Ajna's movement and jumping have just the slightest input delay, making the platforming sections less about precise execution and more about matching the proper peg (my axe or spear or bow) with correct hole (high walls or far targets). Sometimes I need to use my axe to wall jump slightly higher. Other times I need my spear to throw myself up to two facing walls for even more wall jumping. At its most inventive, I'm using a skill from my bow that turns spikey walls into flowers so that I can safely do, yes, more wall jumping. None of it requires much skill, and most of Indivisible's platforming challenges are just slight variations on that classic wall jump. 

Eventually, I find columns of water and gooey pink surfaces for bouncing on and while they're sometimes paired with crumbling platforms and spikes, they typically lead to even more wall jumping.

(Image credit: Lab Zero Games/505 Games)

There is the occasional timed platforming section that sets a bit of a challenge, though they rarely require any creativity. I kept wishing that Indivisible would test my ability to combine my skills. Indivisible's exploration sections are the La Croix of platforming games: not nearly as much flavor as their inspirations.

As for its story, Indivisible feels self-aware of its JRPG cliches, such as Ajna's bullheaded conviction that she can punch her problems away or Dhar's initially blind devotion to his warlord master, but settles for hanging a lantern on those character cliches instead of subverting them. It's rife with cloying lines like "you've been like a father to me" spoken by the broody anti-hero to the aloof antagonist who I am very certain did not take an active role in teaching his child soldiers to throw baseballs. The melodramatic lines grate, but the well-stocked cast of talented voice actors including (among many others) Matthew Mercer and Michael Dorn make most characters amusing in spite of their cheesiness. 

Although Indivisible may not be my flavor of story or platforming, its battles are a successful experiment in adapting fighting game-like combat to an RPG. Its sleek 2D animations, easily chained attacks, and versatile cast of characters all make me feel like a powerhouse, even though I'd fare much worse in the competitive fighting games the system was derived from.

The Verdict

Indivisible

Indivisible's inventive battle system brings the thrill of a fighting game to a JRPG-like party system but its platforming sections aren't as magical.

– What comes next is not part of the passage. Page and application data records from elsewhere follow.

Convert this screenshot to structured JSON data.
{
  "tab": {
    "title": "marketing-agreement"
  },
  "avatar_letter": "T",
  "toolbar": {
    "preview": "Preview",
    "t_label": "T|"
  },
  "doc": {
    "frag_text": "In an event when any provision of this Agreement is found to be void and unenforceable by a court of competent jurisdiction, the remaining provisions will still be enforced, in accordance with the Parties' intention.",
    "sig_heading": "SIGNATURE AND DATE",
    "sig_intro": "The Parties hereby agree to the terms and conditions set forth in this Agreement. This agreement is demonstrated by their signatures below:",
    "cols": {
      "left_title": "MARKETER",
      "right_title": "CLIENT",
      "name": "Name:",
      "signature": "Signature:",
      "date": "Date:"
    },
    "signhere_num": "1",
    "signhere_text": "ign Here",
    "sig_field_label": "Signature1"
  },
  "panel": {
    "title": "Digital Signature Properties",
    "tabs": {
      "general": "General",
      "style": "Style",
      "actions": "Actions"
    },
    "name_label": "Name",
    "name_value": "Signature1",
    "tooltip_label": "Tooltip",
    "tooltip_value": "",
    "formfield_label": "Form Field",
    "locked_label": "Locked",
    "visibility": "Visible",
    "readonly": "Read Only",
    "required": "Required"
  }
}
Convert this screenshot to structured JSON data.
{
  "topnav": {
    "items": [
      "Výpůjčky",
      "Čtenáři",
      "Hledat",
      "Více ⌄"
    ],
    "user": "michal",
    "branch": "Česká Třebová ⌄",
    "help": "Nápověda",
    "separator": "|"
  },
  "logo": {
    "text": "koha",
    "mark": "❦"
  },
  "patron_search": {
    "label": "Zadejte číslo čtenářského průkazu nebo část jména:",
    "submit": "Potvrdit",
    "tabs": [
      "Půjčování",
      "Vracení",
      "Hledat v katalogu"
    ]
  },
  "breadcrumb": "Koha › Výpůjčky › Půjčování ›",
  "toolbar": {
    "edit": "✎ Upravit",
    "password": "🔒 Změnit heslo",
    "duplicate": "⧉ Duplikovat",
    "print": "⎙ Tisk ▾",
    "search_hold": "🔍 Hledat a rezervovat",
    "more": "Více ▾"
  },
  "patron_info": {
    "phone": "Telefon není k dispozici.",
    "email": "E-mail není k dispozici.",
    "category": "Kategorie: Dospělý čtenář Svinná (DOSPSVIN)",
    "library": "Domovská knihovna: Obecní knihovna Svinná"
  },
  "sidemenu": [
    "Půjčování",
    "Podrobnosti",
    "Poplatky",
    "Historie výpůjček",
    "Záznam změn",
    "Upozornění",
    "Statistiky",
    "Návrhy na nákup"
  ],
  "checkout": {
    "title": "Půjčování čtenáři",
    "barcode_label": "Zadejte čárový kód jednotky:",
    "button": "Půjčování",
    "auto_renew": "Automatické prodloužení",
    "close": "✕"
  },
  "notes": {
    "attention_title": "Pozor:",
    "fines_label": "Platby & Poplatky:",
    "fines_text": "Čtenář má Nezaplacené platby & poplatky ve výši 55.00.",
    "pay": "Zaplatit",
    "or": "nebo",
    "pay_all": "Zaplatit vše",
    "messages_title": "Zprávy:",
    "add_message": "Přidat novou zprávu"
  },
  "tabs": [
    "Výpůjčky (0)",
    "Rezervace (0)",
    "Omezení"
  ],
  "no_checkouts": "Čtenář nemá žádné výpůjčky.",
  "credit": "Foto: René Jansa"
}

Lauren loves long books and even longer RPGs. She got a game design degree and then, stupidly, refused to move to California. She plays indie games you haven't heard of and will never pass on a story about players breaking games or playing them wrong.